One of my favorite winter activities is cross-country skiing, specifically skate-skiing. Each winter I train for the Tour of Anchorage, a 50K ski marathon that winds it way through Anchorage in early March.
Nearly five years ago, after attending a ski waxing clinic offered by the local outdoor shop, I treated myself to some expensive racing wax. This wasn’t the most costly wax, there was still one level higher that the group joked was gram for gram pricier than cocaine. Don’t ask me to explain it, but through the magic of chemistry, better wax can make a huge difference in your ski results. Or more accurately, a professional skier’s results. A difference in my results? That’s debatable.
Looking back through my records, I spent $117.97 that night. I think I bought at least a few other items, I hope so. Since then I’ve only used my “fancy” wax on race days. My everyday training wax is the cheap stuff, costing between $5-$10 for a block that usually lasts the entire season.
A few weeks ago, I found out about a “ski your age” event in Talkeetna. Participating in the event seemed like a great way to join the community where I recently bought some property for some fun.
The day before the race I pawed through my box of wax, looking for a block of cheap stuff, pushing aside the race wax. Then I thought, Why not?
As I melted the fancy wax onto my skis I realized that although I’ve spent a lot of time thinking about not waiting for someday to do things in life, I hadn’t noticed a subtle variation of the same thing: saving things for a “special” occasion.
Once I noticed this, I found other examples: I’ve saved homemade jelly using the far less tasty store-bought stuff. I’ve skipped wearing the “good” dress. I’ve saved the expensive hand lotion. I’ve not asked friend or family for help afraid of being “too demanding” and saving my request for a time when I “really” needed it.
It’s another version of a reoccurring theme we all experience: Scarcity mindset.
Worrying that there is never enough is part of our biological programming. We worry about having enough food, money, time, or whatever item our brain is currently fixated upon. Worse still is the fear that we’re aren’t enough.
Scarcity mindset is deeply embedded in our internal operating system.
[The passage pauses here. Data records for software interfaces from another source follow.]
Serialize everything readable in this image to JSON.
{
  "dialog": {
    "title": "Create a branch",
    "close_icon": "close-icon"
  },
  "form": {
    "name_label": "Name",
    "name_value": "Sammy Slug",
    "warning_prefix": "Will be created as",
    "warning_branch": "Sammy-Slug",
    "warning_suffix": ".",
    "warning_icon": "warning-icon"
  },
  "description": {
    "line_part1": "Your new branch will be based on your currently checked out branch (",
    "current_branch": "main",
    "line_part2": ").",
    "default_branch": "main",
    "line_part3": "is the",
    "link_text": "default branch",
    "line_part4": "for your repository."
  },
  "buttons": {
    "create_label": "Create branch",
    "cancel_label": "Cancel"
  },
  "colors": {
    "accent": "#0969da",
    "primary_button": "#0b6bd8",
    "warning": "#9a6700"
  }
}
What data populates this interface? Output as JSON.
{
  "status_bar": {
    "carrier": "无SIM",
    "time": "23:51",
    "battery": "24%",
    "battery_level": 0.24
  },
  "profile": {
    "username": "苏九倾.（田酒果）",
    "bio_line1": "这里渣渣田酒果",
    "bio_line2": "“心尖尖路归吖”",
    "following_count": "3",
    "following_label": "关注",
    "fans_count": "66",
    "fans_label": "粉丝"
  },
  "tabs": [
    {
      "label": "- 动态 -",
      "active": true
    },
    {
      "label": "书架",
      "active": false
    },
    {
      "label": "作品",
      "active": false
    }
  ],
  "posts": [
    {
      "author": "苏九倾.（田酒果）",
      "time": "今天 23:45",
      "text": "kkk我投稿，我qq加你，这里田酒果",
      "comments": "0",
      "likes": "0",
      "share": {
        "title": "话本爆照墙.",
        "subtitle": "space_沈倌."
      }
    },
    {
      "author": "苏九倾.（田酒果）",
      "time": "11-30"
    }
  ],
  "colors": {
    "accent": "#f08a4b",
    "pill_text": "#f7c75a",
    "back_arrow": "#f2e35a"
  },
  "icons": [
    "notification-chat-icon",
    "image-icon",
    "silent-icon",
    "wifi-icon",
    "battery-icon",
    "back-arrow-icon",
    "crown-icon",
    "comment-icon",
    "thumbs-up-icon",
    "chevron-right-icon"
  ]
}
You can’t cure scarcity mindset, but acknowledging and labeling it eases the power of its grip. Once you recognize it, you can choose to override the programming. Scarcity mindset interferes with experiencing joy, it isn’t worth it.
What would shift in your life if you lived like there was enough?
What would your life be like if you lived like there was enough? Enough love? Enough money? Enough time?
What if you lived and loved like today was the “special occasion” you had been waiting for? What would you do?
Now that I’d already purchased the wax, why not use it? Why not wear the dress? And most importantly, why not ask for help?
Put your chips on the table, get some skin in the game. Risk.
It is only through braving our fear of scarcity that we allow ourselves to be vulnerable and get the love, connection and belonging we all crave.
I know the patients I fly in the helicopter to the hospital don’t say, “I wish I hadn’t said I love you” or “I wish I hadn’t done that.” Rather they’re saying, “I wish I had…”
Here’s a great 3 minute video that highlights this:
Did using the race wax help me ski faster? Maybe, maybe not, but I know the mental-shift has been life-changing. No more saving things for a “special” occasion or “someday”.
Tell the people in your life you love them, ask for help, use the good china, wear the dress and stop saving the good stuff for “someday”. Life’s too short to save the fast wax.